It’s a crazy world out there in poker land. We can play all the right cards, and stink up the joint; and we can play seriously stupid cards, and flop a full house. What that means is…..sometimes it just ain’t your night. And that’s OK. There’s no reason to be upset when you go home early in a tournament. The key is to know in your brain that you went home doing the right thing.
Just last night I played an entire tournament, well two hours of the tournament, and never once saw even a pair of two’s in my hand. I made one real raise all evening with A-K of Hearts, and was called by a guy that hit his trips while I didn’t even sniff pairing up my cards. The rest of the evening was either complete bluffs, or bets with semi-decent cards that I was willing to play if someone called me.
When an evening of 9-2 and 8-4 is happening, sometimes the right thing is do is exactly the wrong thing that I would ever teach you to do. There just comes a time when you don’t even look at your cards, and you just shove your chips in and see what happens.
For example, from a recent game:
The 21 person tournament started at 7PM, with 12,500 chips each. By the first break at 8PM, I had….12,550. By the second break at 9:10 PM, I had 12,200 chips. Get the picture here? I was just folding hand after hand. I picked up a few blinds along the way, but when I bet, or even when I called, the other players were very cautious, since I hadn’t played a hand in an hour. So there I was treading along and going nowhere.
About 9:45, I was down to 8,500 chips. They were just dripping away. I look down at 6-7, unsuited. Table folds around to me, and I close my eyes and shove all in. Hey, when you’ve been looking at K-4 all night long, 6-7 looks like a pair of Aces. And I get called by two people. Flop, K-6-7. Turn? Another 6. Lucky? You bet your bazooka. Did I care? Not in the slightest. Did I apologize? Never crossed my mind. I was ready to go home if it didn’t hit. There was just zero reason to sit there for another hour watching my chips drip away into the big hole.
How did the rest of the evening turn out? As I said, it was a dead card night for me. I did play my way to 8th though, with only that hand as a winner of any bragging ability.
Now for the lesson: If you just let the antes and blinds drain your chips, you have to make a move at some time or another. You can’t just wait for greatness. Sometimes greatness never shows up.
The best way to put it is: Nobody ever folded their way to the championship.
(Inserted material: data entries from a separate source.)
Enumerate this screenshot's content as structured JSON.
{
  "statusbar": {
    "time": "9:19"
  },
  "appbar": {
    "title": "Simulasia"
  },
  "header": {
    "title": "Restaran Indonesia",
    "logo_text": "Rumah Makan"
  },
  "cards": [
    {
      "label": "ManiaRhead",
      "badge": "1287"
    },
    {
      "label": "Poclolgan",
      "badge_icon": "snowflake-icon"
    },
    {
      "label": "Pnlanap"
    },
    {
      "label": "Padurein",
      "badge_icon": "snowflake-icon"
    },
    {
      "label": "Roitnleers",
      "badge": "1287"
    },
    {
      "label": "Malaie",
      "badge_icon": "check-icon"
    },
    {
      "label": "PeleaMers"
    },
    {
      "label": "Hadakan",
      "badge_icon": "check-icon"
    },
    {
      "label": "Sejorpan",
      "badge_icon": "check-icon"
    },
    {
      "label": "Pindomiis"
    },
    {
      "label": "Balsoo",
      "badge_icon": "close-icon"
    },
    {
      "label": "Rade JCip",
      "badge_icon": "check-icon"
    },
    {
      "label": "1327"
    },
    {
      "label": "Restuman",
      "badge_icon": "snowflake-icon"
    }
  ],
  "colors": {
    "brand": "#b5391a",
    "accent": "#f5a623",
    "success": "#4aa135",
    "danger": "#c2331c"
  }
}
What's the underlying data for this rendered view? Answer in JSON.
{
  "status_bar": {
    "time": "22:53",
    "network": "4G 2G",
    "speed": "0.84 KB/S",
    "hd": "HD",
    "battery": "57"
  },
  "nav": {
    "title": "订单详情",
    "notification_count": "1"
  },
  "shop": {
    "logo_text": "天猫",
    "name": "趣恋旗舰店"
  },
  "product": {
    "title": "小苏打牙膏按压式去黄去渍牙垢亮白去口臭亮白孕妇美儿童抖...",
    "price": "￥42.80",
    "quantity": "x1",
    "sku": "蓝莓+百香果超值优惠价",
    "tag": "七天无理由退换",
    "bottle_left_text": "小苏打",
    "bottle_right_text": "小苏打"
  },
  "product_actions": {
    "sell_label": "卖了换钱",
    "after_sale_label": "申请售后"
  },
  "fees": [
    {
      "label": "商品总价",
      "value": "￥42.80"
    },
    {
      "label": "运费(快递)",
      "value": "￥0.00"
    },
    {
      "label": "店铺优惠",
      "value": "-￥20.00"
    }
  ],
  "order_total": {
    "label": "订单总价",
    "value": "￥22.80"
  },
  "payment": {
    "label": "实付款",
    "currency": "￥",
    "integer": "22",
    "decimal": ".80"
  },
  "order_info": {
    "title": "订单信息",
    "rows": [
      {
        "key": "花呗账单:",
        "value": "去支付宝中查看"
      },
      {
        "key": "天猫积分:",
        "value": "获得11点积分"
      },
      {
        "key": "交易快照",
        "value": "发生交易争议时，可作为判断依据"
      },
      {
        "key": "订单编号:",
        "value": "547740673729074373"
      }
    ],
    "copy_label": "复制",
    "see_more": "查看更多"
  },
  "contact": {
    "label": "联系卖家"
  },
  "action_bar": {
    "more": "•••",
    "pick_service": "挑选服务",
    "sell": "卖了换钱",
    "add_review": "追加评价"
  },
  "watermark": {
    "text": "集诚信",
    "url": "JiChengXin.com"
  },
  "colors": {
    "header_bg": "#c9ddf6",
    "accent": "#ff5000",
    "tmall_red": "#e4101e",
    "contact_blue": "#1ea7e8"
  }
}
Most people wait so long to make the big move that they double up to an amount of insignificant chips. For example, the blinds are 1000-2000….and they wait to shove it all in until they are down to 4000 chips. So they double up to……4 big blinds. And they are still in a position where they MUST shove all in again with any two cards. If they had shoved all in with 8,000 chips….and doubled up….they would have 8 big blinds and they would at least be in a position to look for a decent hand to make a move. They are still in an any pair, any ace, any two face cards, any suited connector all-in position with 8 big blinds, but that’s a far better place to be than ANY TWO CARDS with only 2 big blinds.
So take this and remember it: Sometimes the great cards aren’t coming. When you are in that position, it is better to take a shot before you are critical than to wait for the point where even doubling up doesn’t help.
So with that in mind, I head off this weekend to the Venetian in Las Vegas. Last time out I made a couple of thousand dollars playing $1/$2 No Limit Hold ‘Em. This time out I plan on at least 30 hours in the poker room, as well as the $550 buy-in Deep Stack event on Saturday. The weekend should be very interesting.
When moving all in against a tight player, you usually want to have the absolute nuts before making your move. Having the “nuts” means you have the very best hand possible.
For example, on a board of 2-5-6-8-K, with no flush possible, a 4-7 in your hand does give you a straight, but not the nut straight. Someone holding 7-9 would be holding the absolute nuts for this board.
So the question for this week is this:
What is the lowest hand you can hold that can possibly be the absolute nuts after the flop, turn and river have been dealt?
Here is a hint to help you work this out. No single pair in your hand can ever be the absolute nuts. Someone can always have trips and beat you. A straight beats trips, so we can eliminate the straight. So the answer must be trips; two in your hand and one on the board. So what is the smallest set of trips you can hold that can be the absolute nuts given any 5-card board?
Answer next week.
Tiny URL for this post: